What to do: Read through the lines below and copy the ones holding the string "Dados".

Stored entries
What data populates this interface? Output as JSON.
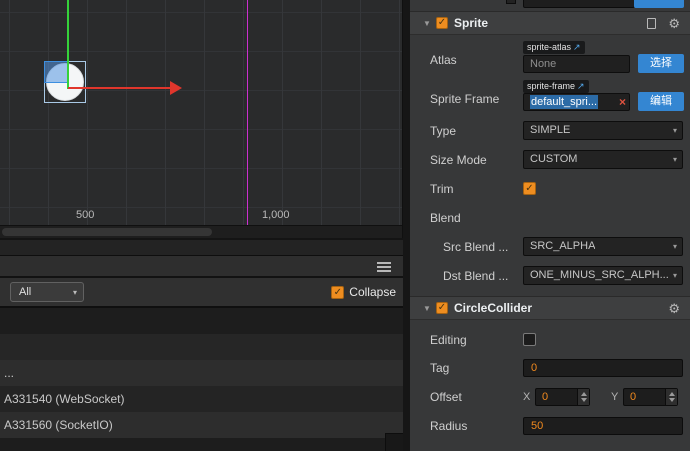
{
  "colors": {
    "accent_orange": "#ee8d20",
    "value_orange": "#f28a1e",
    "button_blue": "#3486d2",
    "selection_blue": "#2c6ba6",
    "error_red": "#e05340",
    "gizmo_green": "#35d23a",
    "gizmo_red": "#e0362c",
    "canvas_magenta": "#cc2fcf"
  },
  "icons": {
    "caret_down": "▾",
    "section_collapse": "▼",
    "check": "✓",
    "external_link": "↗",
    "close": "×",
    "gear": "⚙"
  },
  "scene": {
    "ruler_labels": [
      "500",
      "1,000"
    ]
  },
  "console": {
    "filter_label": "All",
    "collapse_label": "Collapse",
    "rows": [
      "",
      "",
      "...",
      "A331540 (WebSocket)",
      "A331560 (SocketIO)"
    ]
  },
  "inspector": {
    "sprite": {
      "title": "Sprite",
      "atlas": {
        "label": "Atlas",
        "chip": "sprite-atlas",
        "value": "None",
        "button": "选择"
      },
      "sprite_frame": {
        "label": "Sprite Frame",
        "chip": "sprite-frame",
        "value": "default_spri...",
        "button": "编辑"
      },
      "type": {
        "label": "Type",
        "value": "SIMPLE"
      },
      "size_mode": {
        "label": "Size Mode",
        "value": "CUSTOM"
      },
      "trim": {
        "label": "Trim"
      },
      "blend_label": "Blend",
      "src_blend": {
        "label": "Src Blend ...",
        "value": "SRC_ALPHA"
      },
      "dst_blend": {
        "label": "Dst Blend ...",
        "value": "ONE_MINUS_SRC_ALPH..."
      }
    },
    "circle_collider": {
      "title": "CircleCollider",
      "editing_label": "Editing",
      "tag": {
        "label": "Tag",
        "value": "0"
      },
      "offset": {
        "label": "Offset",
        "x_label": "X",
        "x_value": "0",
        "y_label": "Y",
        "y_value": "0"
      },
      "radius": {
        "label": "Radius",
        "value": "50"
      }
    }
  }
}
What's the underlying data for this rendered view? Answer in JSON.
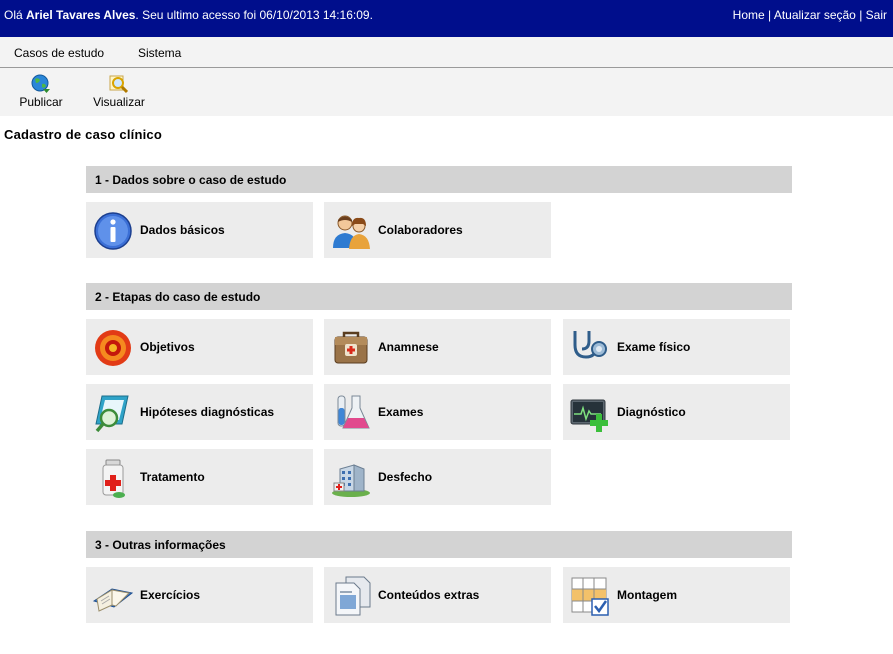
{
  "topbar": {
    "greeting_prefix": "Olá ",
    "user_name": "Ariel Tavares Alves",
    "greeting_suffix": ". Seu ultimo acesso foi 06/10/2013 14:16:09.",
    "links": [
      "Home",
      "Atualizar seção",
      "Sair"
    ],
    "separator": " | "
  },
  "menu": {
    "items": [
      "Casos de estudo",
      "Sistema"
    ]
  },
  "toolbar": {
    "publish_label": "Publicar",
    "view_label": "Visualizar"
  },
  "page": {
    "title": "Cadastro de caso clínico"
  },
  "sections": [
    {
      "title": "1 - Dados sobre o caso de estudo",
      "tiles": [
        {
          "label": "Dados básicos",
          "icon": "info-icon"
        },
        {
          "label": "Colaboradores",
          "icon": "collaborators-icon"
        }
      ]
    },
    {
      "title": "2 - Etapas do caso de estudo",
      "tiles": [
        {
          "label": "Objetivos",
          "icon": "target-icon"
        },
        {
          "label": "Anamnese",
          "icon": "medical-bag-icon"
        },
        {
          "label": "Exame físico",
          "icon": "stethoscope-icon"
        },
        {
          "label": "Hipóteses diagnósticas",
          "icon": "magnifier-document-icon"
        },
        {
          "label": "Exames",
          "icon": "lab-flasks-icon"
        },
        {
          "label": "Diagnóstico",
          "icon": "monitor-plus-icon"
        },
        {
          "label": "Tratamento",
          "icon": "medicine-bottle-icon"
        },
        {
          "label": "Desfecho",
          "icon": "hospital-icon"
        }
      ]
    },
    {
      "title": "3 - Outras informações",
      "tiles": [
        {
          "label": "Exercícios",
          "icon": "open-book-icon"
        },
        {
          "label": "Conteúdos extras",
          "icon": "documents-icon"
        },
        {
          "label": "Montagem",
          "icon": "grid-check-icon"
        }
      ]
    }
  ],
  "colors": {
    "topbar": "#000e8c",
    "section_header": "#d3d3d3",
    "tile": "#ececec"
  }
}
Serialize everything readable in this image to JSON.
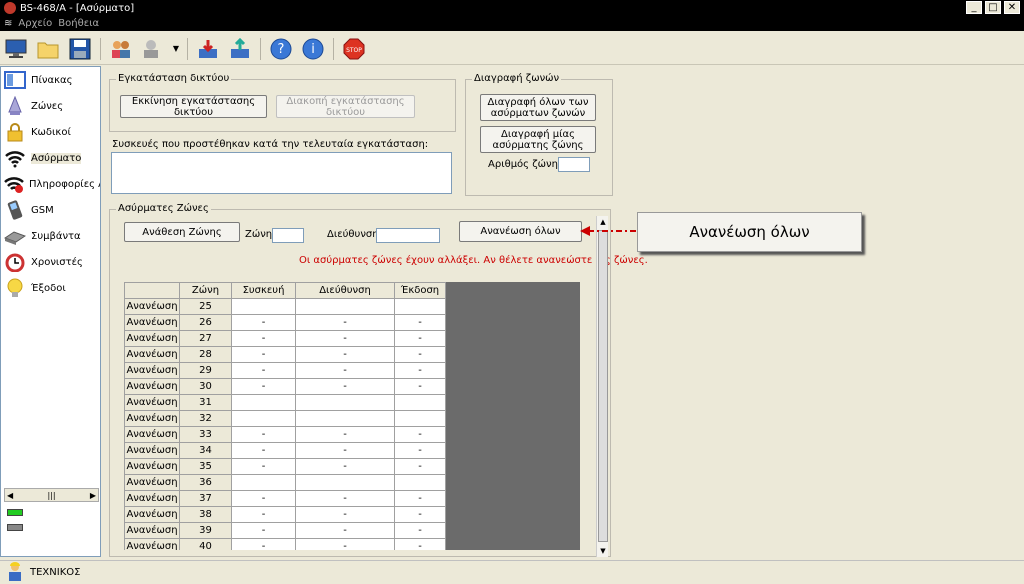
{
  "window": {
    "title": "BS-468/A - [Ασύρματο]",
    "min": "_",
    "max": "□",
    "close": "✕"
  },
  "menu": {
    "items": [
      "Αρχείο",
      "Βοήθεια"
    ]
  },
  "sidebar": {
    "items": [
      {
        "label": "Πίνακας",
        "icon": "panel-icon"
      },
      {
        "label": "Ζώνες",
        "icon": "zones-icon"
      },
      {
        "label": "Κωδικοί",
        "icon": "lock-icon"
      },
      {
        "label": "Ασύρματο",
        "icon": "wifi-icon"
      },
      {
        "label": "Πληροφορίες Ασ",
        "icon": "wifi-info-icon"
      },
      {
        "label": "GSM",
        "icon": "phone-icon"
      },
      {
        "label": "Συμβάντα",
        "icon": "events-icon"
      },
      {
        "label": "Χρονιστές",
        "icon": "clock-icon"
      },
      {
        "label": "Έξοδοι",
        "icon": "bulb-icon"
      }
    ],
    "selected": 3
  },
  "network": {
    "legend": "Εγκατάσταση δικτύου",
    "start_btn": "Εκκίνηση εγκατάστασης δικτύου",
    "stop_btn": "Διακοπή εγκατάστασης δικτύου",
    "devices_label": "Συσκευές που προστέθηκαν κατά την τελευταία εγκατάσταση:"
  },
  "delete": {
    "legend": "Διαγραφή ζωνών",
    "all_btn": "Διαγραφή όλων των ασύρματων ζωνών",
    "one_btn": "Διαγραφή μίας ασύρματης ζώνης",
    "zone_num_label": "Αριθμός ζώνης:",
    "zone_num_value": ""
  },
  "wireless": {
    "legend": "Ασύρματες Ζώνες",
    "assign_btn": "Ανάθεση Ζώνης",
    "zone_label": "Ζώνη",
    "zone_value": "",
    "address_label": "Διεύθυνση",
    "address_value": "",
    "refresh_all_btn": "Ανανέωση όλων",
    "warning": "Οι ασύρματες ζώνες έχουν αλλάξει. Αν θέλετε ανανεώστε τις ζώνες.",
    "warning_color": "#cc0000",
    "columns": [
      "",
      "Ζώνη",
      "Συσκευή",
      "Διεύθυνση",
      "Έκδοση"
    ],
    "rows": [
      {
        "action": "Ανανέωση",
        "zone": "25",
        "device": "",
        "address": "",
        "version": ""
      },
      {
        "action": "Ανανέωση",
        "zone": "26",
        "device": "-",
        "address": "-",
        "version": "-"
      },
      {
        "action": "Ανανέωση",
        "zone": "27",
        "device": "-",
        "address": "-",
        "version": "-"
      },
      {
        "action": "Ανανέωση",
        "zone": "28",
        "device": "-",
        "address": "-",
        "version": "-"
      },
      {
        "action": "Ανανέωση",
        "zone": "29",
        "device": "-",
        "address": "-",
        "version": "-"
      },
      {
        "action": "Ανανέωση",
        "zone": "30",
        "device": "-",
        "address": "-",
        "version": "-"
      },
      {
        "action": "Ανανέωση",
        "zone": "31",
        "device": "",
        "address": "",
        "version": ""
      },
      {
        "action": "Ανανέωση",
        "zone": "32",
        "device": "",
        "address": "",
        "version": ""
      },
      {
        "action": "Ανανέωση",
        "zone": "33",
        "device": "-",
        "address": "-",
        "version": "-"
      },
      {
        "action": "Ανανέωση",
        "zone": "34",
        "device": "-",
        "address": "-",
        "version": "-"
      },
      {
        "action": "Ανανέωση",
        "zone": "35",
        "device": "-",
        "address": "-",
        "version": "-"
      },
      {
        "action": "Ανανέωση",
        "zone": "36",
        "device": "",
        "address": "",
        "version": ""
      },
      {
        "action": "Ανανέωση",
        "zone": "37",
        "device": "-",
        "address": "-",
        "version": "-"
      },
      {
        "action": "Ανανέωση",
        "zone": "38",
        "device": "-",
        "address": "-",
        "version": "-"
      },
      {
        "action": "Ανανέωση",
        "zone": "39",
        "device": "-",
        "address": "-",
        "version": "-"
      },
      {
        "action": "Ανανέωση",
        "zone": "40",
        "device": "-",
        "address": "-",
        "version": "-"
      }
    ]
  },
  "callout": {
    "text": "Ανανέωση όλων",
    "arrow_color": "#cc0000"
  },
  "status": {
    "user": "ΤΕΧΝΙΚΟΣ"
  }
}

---

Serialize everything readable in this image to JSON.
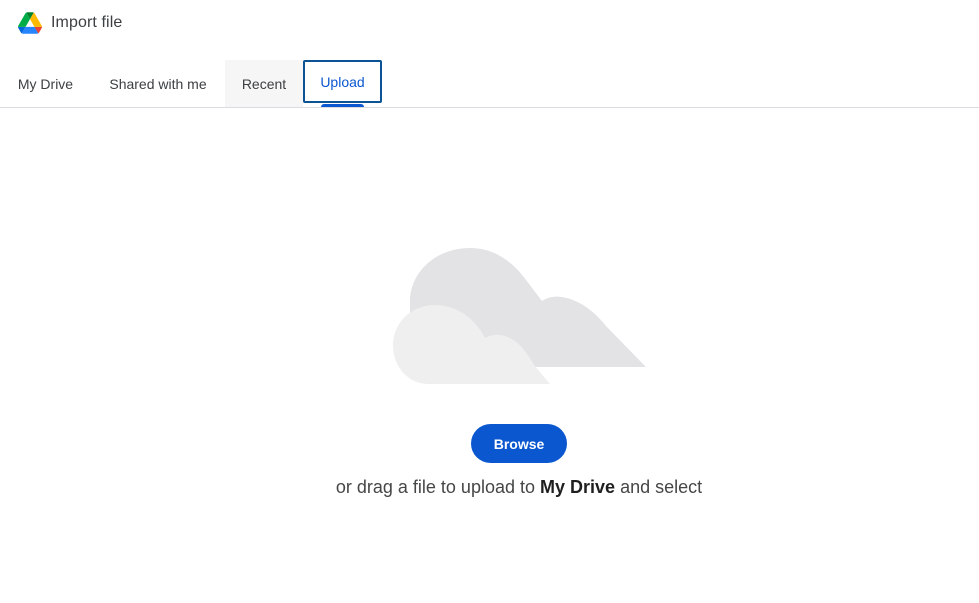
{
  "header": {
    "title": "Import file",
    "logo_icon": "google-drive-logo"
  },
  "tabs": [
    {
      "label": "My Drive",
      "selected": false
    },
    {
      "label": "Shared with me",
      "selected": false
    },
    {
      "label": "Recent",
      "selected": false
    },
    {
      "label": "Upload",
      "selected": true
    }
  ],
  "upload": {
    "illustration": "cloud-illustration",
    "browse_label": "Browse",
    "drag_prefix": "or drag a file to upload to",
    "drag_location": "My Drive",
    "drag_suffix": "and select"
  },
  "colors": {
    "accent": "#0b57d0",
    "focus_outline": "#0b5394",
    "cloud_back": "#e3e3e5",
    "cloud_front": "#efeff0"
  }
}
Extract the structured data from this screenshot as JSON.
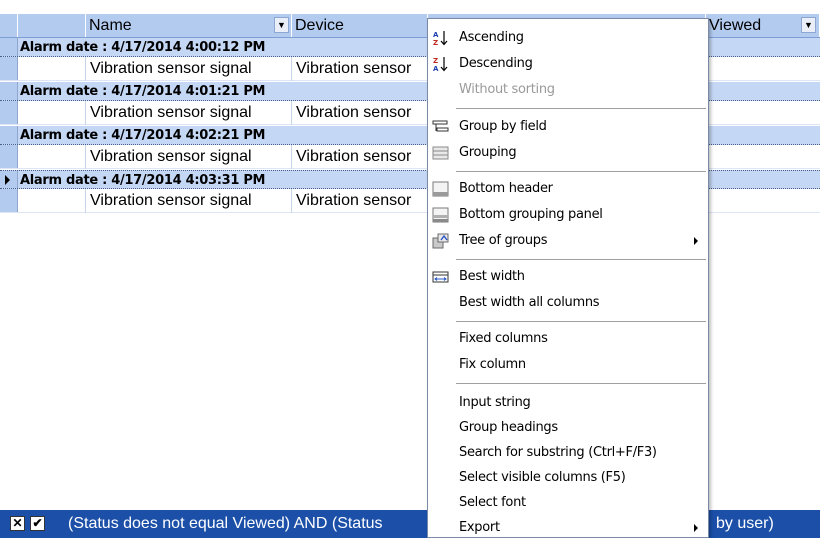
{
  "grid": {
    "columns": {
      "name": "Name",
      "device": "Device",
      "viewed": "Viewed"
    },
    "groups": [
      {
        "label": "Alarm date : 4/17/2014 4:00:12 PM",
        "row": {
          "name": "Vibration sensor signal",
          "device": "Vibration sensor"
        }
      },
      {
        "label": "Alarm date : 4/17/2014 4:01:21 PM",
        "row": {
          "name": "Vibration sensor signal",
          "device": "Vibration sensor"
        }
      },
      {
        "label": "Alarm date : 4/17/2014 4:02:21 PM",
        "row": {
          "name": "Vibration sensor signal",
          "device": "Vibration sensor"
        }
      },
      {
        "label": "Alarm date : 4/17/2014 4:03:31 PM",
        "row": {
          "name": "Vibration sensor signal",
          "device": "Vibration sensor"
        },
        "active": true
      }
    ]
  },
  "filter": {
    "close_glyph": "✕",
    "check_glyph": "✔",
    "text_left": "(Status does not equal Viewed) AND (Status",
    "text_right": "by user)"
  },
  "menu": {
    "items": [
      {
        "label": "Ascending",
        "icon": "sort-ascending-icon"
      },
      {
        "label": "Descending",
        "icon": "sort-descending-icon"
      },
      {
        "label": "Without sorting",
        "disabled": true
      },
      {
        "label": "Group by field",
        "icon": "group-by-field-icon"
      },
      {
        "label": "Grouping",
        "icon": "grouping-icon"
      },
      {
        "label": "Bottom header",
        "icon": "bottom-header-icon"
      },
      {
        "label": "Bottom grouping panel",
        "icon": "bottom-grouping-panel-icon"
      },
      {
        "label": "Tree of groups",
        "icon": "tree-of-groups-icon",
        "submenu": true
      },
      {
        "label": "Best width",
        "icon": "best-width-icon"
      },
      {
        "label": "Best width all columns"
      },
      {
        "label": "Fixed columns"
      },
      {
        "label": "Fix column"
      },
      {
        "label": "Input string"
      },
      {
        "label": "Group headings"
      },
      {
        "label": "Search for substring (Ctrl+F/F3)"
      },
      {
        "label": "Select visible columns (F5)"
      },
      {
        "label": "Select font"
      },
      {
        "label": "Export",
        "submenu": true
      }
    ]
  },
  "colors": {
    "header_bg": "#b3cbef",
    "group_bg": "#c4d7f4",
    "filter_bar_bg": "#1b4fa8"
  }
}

Answer:
      "title": "1 - Dados sobre o caso de estudo",
          "label": "Dados básicos",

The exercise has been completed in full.